Given records:
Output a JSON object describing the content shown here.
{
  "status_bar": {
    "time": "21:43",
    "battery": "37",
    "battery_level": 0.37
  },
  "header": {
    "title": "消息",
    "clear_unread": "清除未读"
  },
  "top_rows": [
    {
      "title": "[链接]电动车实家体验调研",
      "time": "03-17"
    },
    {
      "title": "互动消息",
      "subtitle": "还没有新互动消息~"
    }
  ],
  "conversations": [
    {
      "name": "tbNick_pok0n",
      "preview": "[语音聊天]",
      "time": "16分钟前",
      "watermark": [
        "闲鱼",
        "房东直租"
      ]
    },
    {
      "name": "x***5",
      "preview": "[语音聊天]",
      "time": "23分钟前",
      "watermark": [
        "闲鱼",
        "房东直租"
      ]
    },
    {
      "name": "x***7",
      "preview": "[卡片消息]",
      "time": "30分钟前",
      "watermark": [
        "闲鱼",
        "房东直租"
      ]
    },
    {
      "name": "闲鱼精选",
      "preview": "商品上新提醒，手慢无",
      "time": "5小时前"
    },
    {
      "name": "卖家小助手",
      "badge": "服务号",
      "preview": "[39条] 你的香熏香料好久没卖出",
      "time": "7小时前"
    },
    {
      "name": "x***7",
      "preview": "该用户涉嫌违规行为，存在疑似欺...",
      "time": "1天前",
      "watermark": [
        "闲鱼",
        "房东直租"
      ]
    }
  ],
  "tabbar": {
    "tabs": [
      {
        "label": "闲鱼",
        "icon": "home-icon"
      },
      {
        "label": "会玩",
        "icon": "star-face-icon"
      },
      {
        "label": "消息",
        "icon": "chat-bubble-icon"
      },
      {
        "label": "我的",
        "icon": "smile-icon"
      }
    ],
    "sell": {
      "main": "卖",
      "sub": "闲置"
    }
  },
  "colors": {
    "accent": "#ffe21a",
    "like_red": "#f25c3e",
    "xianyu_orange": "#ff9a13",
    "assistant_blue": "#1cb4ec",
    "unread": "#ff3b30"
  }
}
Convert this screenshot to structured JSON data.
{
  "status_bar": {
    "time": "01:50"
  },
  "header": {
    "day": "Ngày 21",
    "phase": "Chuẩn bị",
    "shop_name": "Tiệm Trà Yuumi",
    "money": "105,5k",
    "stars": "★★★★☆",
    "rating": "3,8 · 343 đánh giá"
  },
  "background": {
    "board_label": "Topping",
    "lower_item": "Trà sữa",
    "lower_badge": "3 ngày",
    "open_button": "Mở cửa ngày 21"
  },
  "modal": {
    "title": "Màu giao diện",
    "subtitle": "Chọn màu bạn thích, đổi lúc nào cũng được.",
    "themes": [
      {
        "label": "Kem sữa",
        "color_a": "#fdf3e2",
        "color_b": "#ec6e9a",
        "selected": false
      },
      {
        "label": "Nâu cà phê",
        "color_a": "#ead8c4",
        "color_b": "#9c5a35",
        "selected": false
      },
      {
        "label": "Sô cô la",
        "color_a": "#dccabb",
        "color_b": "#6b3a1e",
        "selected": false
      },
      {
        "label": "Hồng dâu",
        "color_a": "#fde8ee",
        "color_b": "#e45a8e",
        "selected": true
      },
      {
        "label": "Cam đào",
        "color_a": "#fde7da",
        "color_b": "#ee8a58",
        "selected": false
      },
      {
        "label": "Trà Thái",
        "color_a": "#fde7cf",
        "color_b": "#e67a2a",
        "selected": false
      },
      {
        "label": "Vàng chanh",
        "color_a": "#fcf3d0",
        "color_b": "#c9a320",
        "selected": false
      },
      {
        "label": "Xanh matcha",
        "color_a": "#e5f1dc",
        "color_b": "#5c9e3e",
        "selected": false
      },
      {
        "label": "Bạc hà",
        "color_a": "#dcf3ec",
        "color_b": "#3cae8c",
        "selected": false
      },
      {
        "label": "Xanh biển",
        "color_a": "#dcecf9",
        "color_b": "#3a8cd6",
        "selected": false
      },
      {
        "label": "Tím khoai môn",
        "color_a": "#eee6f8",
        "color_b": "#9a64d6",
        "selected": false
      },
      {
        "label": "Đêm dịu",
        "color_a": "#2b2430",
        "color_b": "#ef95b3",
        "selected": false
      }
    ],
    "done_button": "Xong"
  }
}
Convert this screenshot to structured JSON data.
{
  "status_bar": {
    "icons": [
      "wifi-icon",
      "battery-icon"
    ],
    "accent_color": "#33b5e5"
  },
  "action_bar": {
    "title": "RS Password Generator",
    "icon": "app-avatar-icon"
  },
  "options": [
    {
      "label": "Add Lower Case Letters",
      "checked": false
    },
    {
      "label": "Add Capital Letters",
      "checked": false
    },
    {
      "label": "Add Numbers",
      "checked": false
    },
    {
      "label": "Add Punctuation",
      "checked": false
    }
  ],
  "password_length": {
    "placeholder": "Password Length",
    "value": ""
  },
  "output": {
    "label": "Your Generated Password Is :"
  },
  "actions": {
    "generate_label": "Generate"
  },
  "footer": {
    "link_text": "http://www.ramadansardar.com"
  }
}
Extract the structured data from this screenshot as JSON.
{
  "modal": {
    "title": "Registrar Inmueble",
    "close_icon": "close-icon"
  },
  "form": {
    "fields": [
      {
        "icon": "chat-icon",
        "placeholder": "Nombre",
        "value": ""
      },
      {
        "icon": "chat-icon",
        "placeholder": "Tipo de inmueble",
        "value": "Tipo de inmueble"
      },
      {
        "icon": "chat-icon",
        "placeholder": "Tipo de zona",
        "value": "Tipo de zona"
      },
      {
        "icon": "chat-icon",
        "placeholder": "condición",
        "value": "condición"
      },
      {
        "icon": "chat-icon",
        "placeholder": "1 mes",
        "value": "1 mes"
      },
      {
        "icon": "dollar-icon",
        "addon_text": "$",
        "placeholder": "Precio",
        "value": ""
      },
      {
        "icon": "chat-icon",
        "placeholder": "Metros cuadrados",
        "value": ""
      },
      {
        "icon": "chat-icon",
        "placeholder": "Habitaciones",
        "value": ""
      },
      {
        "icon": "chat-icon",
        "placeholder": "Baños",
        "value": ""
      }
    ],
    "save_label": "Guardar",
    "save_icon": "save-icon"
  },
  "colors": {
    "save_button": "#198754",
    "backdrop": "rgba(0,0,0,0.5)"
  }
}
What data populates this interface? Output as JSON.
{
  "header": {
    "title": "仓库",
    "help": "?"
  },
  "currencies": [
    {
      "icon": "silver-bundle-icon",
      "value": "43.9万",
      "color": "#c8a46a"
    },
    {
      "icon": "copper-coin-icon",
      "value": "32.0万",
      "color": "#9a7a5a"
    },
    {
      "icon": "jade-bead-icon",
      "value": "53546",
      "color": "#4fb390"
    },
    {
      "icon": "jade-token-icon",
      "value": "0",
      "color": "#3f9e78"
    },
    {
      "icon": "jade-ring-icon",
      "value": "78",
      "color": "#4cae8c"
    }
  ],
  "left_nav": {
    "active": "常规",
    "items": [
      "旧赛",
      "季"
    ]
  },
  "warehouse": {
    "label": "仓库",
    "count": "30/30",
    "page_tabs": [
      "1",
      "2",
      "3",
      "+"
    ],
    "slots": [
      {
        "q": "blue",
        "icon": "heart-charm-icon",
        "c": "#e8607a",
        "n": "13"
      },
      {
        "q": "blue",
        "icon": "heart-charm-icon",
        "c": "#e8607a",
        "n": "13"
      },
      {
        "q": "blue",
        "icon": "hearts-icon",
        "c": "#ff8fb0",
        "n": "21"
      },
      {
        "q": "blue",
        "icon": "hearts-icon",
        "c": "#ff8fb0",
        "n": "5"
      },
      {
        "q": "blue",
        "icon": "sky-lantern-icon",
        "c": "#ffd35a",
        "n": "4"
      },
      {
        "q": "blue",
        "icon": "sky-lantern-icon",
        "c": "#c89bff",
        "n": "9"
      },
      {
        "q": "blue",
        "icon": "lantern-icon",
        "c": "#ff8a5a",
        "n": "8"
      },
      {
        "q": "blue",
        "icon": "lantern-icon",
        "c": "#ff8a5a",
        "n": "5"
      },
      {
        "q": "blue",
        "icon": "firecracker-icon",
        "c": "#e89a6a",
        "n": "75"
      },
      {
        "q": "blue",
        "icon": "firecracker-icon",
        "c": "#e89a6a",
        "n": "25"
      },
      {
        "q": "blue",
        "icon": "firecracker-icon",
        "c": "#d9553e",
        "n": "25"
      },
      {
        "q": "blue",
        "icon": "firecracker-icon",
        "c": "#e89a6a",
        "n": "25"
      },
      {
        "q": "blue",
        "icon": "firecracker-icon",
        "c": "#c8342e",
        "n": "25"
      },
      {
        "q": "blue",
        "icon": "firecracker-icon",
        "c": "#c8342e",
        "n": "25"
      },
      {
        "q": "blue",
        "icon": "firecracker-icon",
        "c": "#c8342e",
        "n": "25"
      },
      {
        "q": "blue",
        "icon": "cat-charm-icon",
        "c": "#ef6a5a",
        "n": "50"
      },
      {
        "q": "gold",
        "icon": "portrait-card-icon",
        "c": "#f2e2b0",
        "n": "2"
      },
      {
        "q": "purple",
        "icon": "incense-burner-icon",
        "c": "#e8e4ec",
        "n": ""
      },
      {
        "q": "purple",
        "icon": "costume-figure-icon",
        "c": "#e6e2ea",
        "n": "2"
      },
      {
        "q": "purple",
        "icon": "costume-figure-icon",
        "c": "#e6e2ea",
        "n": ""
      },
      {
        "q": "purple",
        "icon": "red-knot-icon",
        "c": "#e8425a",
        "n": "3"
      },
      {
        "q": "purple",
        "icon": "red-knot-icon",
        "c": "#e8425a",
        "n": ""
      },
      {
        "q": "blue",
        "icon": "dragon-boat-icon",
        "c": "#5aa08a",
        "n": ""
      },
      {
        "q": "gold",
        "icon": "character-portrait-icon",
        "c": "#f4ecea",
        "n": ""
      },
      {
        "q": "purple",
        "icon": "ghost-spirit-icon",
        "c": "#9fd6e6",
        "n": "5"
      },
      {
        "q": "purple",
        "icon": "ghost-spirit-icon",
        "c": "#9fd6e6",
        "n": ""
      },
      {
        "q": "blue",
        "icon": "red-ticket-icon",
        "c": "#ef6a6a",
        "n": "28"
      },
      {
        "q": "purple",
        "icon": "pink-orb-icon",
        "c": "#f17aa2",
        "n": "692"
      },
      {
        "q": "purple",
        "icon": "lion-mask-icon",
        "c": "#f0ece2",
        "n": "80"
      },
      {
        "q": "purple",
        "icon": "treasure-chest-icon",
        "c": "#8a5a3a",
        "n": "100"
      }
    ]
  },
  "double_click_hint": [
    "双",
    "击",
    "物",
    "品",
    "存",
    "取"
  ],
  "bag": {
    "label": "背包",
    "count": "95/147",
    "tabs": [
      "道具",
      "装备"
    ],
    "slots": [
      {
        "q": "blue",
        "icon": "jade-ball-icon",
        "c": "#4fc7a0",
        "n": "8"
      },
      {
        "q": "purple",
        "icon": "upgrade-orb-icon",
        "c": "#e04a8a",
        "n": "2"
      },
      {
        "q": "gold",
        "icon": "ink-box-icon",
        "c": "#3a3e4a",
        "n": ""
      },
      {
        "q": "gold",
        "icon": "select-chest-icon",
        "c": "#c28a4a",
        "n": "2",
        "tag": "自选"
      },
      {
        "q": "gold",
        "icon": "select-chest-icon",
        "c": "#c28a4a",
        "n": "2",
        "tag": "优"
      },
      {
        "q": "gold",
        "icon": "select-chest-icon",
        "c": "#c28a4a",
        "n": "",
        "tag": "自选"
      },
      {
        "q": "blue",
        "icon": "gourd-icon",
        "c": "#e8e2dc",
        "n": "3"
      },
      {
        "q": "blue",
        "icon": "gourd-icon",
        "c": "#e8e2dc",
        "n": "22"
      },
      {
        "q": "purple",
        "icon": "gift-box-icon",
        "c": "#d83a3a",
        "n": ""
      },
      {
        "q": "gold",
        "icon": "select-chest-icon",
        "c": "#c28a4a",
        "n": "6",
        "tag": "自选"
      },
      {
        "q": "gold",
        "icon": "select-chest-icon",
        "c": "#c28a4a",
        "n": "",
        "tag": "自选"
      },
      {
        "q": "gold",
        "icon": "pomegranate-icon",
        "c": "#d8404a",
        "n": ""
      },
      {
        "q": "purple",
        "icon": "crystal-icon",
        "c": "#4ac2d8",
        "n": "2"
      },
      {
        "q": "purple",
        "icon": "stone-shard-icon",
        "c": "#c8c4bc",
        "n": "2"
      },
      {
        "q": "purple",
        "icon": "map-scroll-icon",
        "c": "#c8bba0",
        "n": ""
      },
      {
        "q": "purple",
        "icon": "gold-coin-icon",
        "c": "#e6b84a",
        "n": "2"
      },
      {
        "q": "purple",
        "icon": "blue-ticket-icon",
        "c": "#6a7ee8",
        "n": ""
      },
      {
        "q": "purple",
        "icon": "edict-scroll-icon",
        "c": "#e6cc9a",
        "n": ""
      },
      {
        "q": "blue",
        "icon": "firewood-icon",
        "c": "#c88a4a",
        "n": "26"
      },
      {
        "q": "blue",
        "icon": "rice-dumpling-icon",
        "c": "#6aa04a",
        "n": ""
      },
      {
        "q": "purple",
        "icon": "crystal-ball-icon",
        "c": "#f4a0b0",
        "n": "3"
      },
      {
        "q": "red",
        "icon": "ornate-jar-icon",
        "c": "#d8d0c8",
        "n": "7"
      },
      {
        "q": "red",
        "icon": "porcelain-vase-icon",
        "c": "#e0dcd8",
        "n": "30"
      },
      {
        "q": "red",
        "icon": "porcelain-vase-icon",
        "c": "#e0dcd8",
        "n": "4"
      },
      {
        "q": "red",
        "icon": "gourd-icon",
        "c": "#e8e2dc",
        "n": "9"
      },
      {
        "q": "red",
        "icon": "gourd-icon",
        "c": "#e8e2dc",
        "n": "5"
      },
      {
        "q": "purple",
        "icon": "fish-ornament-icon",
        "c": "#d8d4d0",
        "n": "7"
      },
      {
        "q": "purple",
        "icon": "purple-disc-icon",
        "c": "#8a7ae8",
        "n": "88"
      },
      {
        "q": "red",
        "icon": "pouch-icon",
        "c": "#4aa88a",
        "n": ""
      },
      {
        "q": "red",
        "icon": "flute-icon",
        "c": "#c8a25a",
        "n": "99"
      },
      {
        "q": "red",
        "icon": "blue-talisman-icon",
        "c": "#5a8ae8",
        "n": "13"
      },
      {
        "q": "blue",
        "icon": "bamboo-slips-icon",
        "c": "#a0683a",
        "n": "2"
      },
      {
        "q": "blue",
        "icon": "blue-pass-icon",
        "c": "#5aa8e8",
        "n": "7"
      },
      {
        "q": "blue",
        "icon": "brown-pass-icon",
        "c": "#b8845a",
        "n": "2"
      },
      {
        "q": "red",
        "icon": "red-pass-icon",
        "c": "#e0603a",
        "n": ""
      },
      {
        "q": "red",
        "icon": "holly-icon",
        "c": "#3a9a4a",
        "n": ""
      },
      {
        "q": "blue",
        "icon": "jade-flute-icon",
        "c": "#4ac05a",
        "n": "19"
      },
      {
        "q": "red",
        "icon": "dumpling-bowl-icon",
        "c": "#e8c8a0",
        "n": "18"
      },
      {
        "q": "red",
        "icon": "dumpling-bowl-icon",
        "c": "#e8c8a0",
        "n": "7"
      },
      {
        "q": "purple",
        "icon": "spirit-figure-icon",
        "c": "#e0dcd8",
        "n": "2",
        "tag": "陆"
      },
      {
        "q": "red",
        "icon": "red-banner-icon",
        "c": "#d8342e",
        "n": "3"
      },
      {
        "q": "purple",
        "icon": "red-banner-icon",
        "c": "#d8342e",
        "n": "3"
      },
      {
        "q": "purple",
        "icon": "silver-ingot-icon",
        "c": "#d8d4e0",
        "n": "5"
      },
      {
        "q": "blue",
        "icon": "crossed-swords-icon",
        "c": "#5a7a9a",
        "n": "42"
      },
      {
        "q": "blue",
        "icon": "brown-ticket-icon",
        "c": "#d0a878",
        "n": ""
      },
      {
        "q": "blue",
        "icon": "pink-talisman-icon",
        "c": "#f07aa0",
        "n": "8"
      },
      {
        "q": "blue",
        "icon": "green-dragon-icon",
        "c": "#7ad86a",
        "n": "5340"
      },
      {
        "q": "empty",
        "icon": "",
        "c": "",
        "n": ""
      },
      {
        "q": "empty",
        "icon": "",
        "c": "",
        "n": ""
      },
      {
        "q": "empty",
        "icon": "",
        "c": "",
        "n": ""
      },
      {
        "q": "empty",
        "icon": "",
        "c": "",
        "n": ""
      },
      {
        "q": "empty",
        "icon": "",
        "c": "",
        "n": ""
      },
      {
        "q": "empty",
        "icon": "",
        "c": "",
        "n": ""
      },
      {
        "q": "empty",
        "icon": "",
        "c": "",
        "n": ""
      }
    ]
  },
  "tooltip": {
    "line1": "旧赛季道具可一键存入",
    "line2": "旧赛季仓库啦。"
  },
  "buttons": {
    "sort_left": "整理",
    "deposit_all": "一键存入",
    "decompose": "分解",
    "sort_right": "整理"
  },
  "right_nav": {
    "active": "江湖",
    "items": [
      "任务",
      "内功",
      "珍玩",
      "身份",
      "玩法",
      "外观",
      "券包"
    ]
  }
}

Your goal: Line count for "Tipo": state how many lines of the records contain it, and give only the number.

Problem solution: 4